I am bipolar. It’s a fact of my life, and I’m trying to come to terms with it. It hasn’t been easy – it initially felt like a life sentence. Slowly I began to realise that it did explain some of the crazy things I’ve done in the past, and unless I get it under control and keep it there, I’m going to repeat some of those crazy things.
I’m doing my best to learn how to manage this. It’s a combination approach – meds, thinking, and lifestyle changes. Each of these elements is important, and I need to stick to them.
For reasons that I cannot fathom, everyone thinks that a healthy lifestyle is great, and encourages me to pursue that. They also accept that talk therapy to help modify my thinking is a great idea. But when it comes to meds? Not so much.
We’ve all heard the expression, “You are what you eat.” And it’s becoming fairly common now to hear the expression, “You are what you think.” I would like to introduce a new expression (though in this day and age where hardly ANYTHING is really new, it’s probably been said before): “You are what you think.”
When you stop to consider how integral “thinking” and “speaking” are to making us…well…US, it’s no wonder that they can, and definitely DO both reflect, and define our nature.
I mean, you know a person is happy by the things they say, right? It’s an outward expression of who they are. Their words are a reflection of their inner nature.
You think they say happy things BECAUSE they are happy people. And you think sad people say depressing things BECAUSE they are depressed. And that is more or less true.
But today, I ask you to consider an opposite, yet equally true reality: People are happy BECAUSE they say and think happy things. And people are sad BECAUSE they say and think sad things.
Practice being happy? What the heck, you ask? That sounds both illogical and impossible. You may think that you can’t practice an emotion, but you are wrong! I know what you’re thinking, though. I used to think the same way. Emotions just happen, we don’t fundamentally have control over them. Maybe we can control how we REACT to them, or how we EXPRESS them, but we can’t control HAVING them.
How to be happy, you ask? You just “are” or “aren’t” happy, right?
Wrong. It’s a proven fact that happiness doesn’t just happen. Unfortunately, like losing that extra 10 or 20 pounds, you have to work for it. I know, it sounds counter intuitive. Happiness should be like love, either you’re in it, or you’re not.
Sorry, it doesn’t work that way, just as most of us know by now that true love doesn’t work that way either. It takes a conscious effort and lots of practice. And it’s quite easy to get so wrapped up in your busy, hectic life that you forget to practice. You forget that you are supposed to be working at being happy…or being in love, for that matter.

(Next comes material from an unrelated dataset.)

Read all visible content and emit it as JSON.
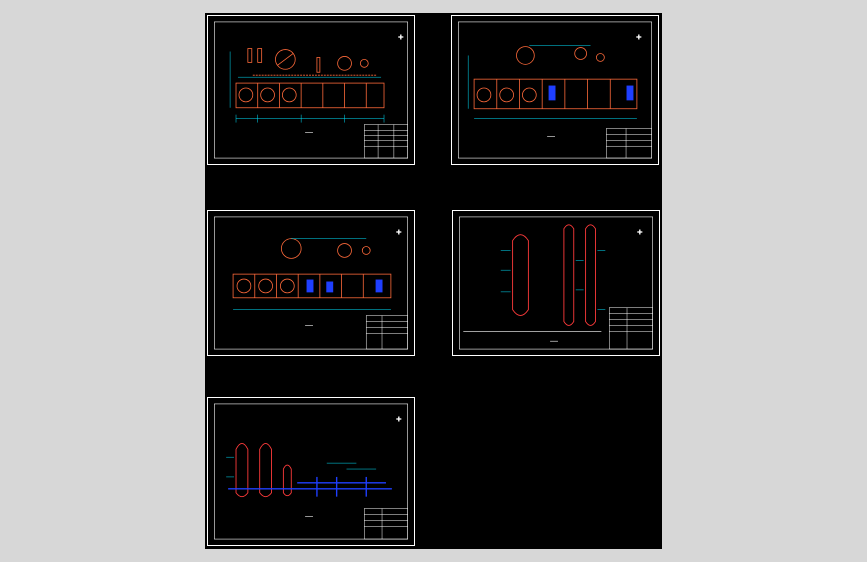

Grief. At one point, and usually many points in our lives, we all have to deal with it. Grief is a natural response to the loss of someone or something close to you.
It doesn’t have to be the death of a person. It can be the death of a beloved pet, a job loss, a divorce or separation, your last child leaving the house. Even retirement can, and often does, cause grief – grief over the loss of your “old life”. We can even grieve over the loss of our “old selves” as we get older and youth slips away. Indeed, after a major set-back to our health, eg: losing a limb, the ability to walk, cognitive ability after a stroke, to name just a few, grief is extremely common. There are so many things, both large and small, that we grieve over and it’s important that we fully understand what it means to grieve.
Although it doesn’t feel like it at the time you are grieving, many of the responses you feel are natural and healthy and promote the healing process. It’s important however, to recognize the responses which will hinder your healing, and know when to get additional help to get you through the process.